* **Recorded information**:
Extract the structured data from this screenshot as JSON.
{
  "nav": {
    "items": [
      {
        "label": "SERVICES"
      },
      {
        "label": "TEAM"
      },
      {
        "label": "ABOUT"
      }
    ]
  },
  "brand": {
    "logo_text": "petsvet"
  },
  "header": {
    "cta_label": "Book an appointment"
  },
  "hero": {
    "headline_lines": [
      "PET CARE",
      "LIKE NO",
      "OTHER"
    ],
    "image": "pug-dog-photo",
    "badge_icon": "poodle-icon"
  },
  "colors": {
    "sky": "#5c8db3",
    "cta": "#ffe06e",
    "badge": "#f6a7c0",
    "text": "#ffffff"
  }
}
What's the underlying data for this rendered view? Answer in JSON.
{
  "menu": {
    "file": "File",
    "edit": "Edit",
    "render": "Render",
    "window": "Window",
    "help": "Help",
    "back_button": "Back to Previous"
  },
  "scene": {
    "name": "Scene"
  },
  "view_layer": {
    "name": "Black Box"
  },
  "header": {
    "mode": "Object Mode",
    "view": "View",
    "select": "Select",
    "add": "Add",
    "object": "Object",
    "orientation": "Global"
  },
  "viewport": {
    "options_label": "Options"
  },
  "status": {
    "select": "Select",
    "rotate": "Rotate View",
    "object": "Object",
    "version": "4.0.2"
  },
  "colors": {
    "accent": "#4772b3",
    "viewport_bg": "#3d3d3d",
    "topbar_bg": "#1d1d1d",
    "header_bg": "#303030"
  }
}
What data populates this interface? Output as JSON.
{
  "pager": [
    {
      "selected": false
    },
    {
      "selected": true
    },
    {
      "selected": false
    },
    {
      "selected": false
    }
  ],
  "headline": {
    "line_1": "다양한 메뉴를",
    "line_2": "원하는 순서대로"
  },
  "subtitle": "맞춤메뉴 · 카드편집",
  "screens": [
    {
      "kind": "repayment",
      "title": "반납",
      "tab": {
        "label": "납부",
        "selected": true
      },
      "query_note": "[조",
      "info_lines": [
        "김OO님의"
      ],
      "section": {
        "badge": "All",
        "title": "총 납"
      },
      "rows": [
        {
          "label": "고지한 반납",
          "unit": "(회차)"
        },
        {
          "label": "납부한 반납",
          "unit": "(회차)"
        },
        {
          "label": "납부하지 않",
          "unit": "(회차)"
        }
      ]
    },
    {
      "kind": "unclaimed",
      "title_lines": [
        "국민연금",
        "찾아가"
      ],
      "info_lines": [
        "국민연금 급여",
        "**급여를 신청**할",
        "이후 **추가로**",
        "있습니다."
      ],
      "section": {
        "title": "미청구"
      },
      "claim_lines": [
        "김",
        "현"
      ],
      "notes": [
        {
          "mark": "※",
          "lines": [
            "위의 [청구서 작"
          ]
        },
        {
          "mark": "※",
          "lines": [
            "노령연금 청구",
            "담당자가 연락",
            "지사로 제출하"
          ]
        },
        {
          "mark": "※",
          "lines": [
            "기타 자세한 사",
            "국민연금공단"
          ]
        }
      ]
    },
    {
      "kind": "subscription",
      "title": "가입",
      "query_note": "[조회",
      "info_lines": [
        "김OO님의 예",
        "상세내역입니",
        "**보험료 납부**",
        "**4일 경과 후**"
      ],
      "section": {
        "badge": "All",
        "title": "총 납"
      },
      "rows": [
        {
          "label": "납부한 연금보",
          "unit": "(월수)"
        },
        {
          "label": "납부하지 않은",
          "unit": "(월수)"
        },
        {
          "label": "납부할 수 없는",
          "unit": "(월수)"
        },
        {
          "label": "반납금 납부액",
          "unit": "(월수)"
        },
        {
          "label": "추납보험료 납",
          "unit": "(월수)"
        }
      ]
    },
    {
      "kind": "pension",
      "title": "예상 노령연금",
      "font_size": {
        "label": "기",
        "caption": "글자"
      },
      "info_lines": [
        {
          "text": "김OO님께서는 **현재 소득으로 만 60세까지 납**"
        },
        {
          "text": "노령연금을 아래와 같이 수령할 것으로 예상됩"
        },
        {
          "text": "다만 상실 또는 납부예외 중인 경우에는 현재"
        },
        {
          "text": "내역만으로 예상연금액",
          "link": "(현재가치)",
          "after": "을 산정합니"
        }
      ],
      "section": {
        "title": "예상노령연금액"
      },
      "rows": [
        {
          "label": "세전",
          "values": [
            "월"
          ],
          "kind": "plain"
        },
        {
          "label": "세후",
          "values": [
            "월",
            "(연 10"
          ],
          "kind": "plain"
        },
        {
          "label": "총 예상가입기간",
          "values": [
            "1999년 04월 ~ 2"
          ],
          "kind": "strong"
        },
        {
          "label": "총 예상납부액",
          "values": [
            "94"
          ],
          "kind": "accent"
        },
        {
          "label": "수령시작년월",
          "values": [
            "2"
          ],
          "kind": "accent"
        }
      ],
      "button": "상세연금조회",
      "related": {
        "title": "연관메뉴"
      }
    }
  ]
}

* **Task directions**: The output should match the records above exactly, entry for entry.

* **Answer for the task**:
Extract the structured data from this screenshot as JSON.
{
  "nav": {
    "items": [
      {
        "label": "SERVICES"
      },
      {
        "label": "TEAM"
      },
      {
        "label": "ABOUT"
      }
    ]
  },
  "brand": {
    "logo_text": "petsvet"
  },
  "header": {
    "cta_label": "Book an appointment"
  },
  "hero": {
    "headline_lines": [
      "PET CARE",
      "LIKE NO",
      "OTHER"
    ],
    "image": "pug-dog-photo",
    "badge_icon": "poodle-icon"
  },
  "colors": {
    "sky": "#5c8db3",
    "cta": "#ffe06e",
    "badge": "#f6a7c0",
    "text": "#ffffff"
  }
}
What's the underlying data for this rendered view? Answer in JSON.
{
  "menu": {
    "file": "File",
    "edit": "Edit",
    "render": "Render",
    "window": "Window",
    "help": "Help",
    "back_button": "Back to Previous"
  },
  "scene": {
    "name": "Scene"
  },
  "view_layer": {
    "name": "Black Box"
  },
  "header": {
    "mode": "Object Mode",
    "view": "View",
    "select": "Select",
    "add": "Add",
    "object": "Object",
    "orientation": "Global"
  },
  "viewport": {
    "options_label": "Options"
  },
  "status": {
    "select": "Select",
    "rotate": "Rotate View",
    "object": "Object",
    "version": "4.0.2"
  },
  "colors": {
    "accent": "#4772b3",
    "viewport_bg": "#3d3d3d",
    "topbar_bg": "#1d1d1d",
    "header_bg": "#303030"
  }
}
What data populates this interface? Output as JSON.
{
  "pager": [
    {
      "selected": false
    },
    {
      "selected": true
    },
    {
      "selected": false
    },
    {
      "selected": false
    }
  ],
  "headline": {
    "line_1": "다양한 메뉴를",
    "line_2": "원하는 순서대로"
  },
  "subtitle": "맞춤메뉴 · 카드편집",
  "screens": [
    {
      "kind": "repayment",
      "title": "반납",
      "tab": {
        "label": "납부",
        "selected": true
      },
      "query_note": "[조",
      "info_lines": [
        "김OO님의"
      ],
      "section": {
        "badge": "All",
        "title": "총 납"
      },
      "rows": [
        {
          "label": "고지한 반납",
          "unit": "(회차)"
        },
        {
          "label": "납부한 반납",
          "unit": "(회차)"
        },
        {
          "label": "납부하지 않",
          "unit": "(회차)"
        }
      ]
    },
    {
      "kind": "unclaimed",
      "title_lines": [
        "국민연금",
        "찾아가"
      ],
      "info_lines": [
        "국민연금 급여",
        "**급여를 신청**할",
        "이후 **추가로**",
        "있습니다."
      ],
      "section": {
        "title": "미청구"
      },
      "claim_lines": [
        "김",
        "현"
      ],
      "notes": [
        {
          "mark": "※",
          "lines": [
            "위의 [청구서 작"
          ]
        },
        {
          "mark": "※",
          "lines": [
            "노령연금 청구",
            "담당자가 연락",
            "지사로 제출하"
          ]
        },
        {
          "mark": "※",
          "lines": [
            "기타 자세한 사",
            "국민연금공단"
          ]
        }
      ]
    },
    {
      "kind": "subscription",
      "title": "가입",
      "query_note": "[조회",
      "info_lines": [
        "김OO님의 예",
        "상세내역입니",
        "**보험료 납부**",
        "**4일 경과 후**"
      ],
      "section": {
        "badge": "All",
        "title": "총 납"
      },
      "rows": [
        {
          "label": "납부한 연금보",
          "unit": "(월수)"
        },
        {
          "label": "납부하지 않은",
          "unit": "(월수)"
        },
        {
          "label": "납부할 수 없는",
          "unit": "(월수)"
        },
        {
          "label": "반납금 납부액",
          "unit": "(월수)"
        },
        {
          "label": "추납보험료 납",
          "unit": "(월수)"
        }
      ]
    },
    {
      "kind": "pension",
      "title": "예상 노령연금",
      "font_size": {
        "label": "기",
        "caption": "글자"
      },
      "info_lines": [
        {
          "text": "김OO님께서는 **현재 소득으로 만 60세까지 납**"
        },
        {
          "text": "노령연금을 아래와 같이 수령할 것으로 예상됩"
        },
        {
          "text": "다만 상실 또는 납부예외 중인 경우에는 현재"
        },
        {
          "text": "내역만으로 예상연금액",
          "link": "(현재가치)",
          "after": "을 산정합니"
        }
      ],
      "section": {
        "title": "예상노령연금액"
      },
      "rows": [
        {
          "label": "세전",
          "values": [
            "월"
          ],
          "kind": "plain"
        },
        {
          "label": "세후",
          "values": [
            "월",
            "(연 10"
          ],
          "kind": "plain"
        },
        {
          "label": "총 예상가입기간",
          "values": [
            "1999년 04월 ~ 2"
          ],
          "kind": "strong"
        },
        {
          "label": "총 예상납부액",
          "values": [
            "94"
          ],
          "kind": "accent"
        },
        {
          "label": "수령시작년월",
          "values": [
            "2"
          ],
          "kind": "accent"
        }
      ],
      "button": "상세연금조회",
      "related": {
        "title": "연관메뉴"
      }
    }
  ]
}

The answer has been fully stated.